• [INPUT RECORDS]
- Opening Delimiter -

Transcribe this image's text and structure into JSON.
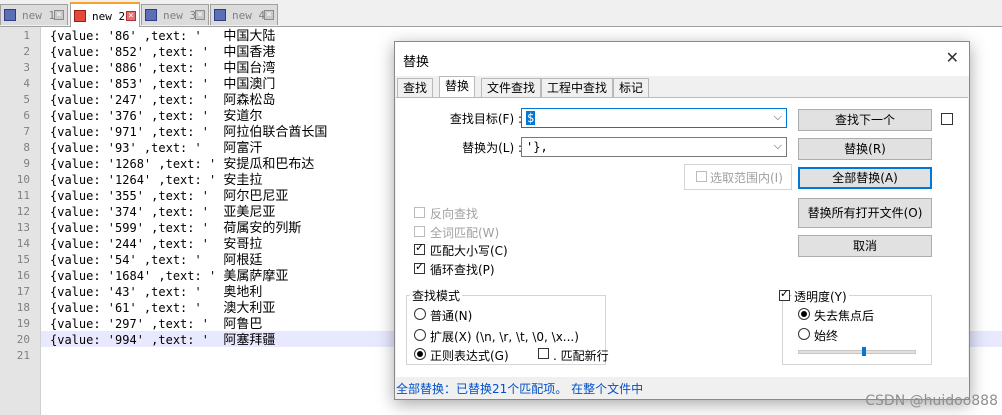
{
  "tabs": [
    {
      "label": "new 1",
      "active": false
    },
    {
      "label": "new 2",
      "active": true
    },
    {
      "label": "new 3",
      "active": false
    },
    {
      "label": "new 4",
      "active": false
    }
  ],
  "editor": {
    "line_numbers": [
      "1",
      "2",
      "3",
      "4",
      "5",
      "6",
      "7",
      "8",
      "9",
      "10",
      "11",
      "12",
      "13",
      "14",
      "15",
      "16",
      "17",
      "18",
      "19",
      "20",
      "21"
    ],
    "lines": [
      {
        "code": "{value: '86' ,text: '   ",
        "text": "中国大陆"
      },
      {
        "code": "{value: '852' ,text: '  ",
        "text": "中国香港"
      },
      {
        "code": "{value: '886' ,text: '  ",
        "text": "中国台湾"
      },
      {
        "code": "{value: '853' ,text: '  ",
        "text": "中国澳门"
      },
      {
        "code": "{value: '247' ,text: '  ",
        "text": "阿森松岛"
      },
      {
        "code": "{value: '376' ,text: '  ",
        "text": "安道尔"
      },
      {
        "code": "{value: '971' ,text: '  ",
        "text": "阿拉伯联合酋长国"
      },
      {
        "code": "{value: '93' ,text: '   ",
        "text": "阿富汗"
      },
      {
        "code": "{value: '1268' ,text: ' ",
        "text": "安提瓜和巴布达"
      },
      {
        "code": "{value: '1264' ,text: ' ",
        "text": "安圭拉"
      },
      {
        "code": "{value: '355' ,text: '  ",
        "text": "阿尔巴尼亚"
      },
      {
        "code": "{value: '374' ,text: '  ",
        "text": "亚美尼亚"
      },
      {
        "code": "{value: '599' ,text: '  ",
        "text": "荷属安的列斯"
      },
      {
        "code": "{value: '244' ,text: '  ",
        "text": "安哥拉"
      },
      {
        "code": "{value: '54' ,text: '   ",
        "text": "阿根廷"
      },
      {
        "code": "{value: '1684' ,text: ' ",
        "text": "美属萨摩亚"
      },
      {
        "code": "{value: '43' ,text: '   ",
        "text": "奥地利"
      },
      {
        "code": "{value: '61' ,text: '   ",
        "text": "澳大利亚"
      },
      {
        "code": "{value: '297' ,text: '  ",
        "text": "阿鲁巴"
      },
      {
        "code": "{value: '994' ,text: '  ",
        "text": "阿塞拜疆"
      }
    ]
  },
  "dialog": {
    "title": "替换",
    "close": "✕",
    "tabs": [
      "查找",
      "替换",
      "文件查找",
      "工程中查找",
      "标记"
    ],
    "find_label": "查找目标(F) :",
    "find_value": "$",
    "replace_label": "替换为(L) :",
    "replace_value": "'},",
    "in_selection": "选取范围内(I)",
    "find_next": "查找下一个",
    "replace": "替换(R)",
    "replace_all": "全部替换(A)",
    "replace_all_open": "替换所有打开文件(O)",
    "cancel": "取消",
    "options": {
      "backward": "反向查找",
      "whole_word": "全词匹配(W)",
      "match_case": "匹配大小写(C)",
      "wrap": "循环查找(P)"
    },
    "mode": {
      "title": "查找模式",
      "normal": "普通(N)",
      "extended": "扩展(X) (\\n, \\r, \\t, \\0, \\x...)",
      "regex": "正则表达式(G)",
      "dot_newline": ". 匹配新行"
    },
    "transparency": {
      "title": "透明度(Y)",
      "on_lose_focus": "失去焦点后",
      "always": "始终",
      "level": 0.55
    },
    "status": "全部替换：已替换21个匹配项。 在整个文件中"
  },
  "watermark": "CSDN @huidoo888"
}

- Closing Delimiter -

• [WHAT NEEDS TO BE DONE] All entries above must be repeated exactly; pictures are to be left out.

• [COMPLETED EXERCISE]
Transcribe this image's text and structure into JSON.
{
  "tabs": [
    {
      "label": "new 1",
      "active": false
    },
    {
      "label": "new 2",
      "active": true
    },
    {
      "label": "new 3",
      "active": false
    },
    {
      "label": "new 4",
      "active": false
    }
  ],
  "editor": {
    "line_numbers": [
      "1",
      "2",
      "3",
      "4",
      "5",
      "6",
      "7",
      "8",
      "9",
      "10",
      "11",
      "12",
      "13",
      "14",
      "15",
      "16",
      "17",
      "18",
      "19",
      "20",
      "21"
    ],
    "lines": [
      {
        "code": "{value: '86' ,text: '   ",
        "text": "中国大陆"
      },
      {
        "code": "{value: '852' ,text: '  ",
        "text": "中国香港"
      },
      {
        "code": "{value: '886' ,text: '  ",
        "text": "中国台湾"
      },
      {
        "code": "{value: '853' ,text: '  ",
        "text": "中国澳门"
      },
      {
        "code": "{value: '247' ,text: '  ",
        "text": "阿森松岛"
      },
      {
        "code": "{value: '376' ,text: '  ",
        "text": "安道尔"
      },
      {
        "code": "{value: '971' ,text: '  ",
        "text": "阿拉伯联合酋长国"
      },
      {
        "code": "{value: '93' ,text: '   ",
        "text": "阿富汗"
      },
      {
        "code": "{value: '1268' ,text: ' ",
        "text": "安提瓜和巴布达"
      },
      {
        "code": "{value: '1264' ,text: ' ",
        "text": "安圭拉"
      },
      {
        "code": "{value: '355' ,text: '  ",
        "text": "阿尔巴尼亚"
      },
      {
        "code": "{value: '374' ,text: '  ",
        "text": "亚美尼亚"
      },
      {
        "code": "{value: '599' ,text: '  ",
        "text": "荷属安的列斯"
      },
      {
        "code": "{value: '244' ,text: '  ",
        "text": "安哥拉"
      },
      {
        "code": "{value: '54' ,text: '   ",
        "text": "阿根廷"
      },
      {
        "code": "{value: '1684' ,text: ' ",
        "text": "美属萨摩亚"
      },
      {
        "code": "{value: '43' ,text: '   ",
        "text": "奥地利"
      },
      {
        "code": "{value: '61' ,text: '   ",
        "text": "澳大利亚"
      },
      {
        "code": "{value: '297' ,text: '  ",
        "text": "阿鲁巴"
      },
      {
        "code": "{value: '994' ,text: '  ",
        "text": "阿塞拜疆"
      }
    ]
  },
  "dialog": {
    "title": "替换",
    "close": "✕",
    "tabs": [
      "查找",
      "替换",
      "文件查找",
      "工程中查找",
      "标记"
    ],
    "find_label": "查找目标(F) :",
    "find_value": "$",
    "replace_label": "替换为(L) :",
    "replace_value": "'},",
    "in_selection": "选取范围内(I)",
    "find_next": "查找下一个",
    "replace": "替换(R)",
    "replace_all": "全部替换(A)",
    "replace_all_open": "替换所有打开文件(O)",
    "cancel": "取消",
    "options": {
      "backward": "反向查找",
      "whole_word": "全词匹配(W)",
      "match_case": "匹配大小写(C)",
      "wrap": "循环查找(P)"
    },
    "mode": {
      "title": "查找模式",
      "normal": "普通(N)",
      "extended": "扩展(X) (\\n, \\r, \\t, \\0, \\x...)",
      "regex": "正则表达式(G)",
      "dot_newline": ". 匹配新行"
    },
    "transparency": {
      "title": "透明度(Y)",
      "on_lose_focus": "失去焦点后",
      "always": "始终",
      "level": 0.55
    },
    "status": "全部替换：已替换21个匹配项。 在整个文件中"
  },
  "watermark": "CSDN @huidoo888"
}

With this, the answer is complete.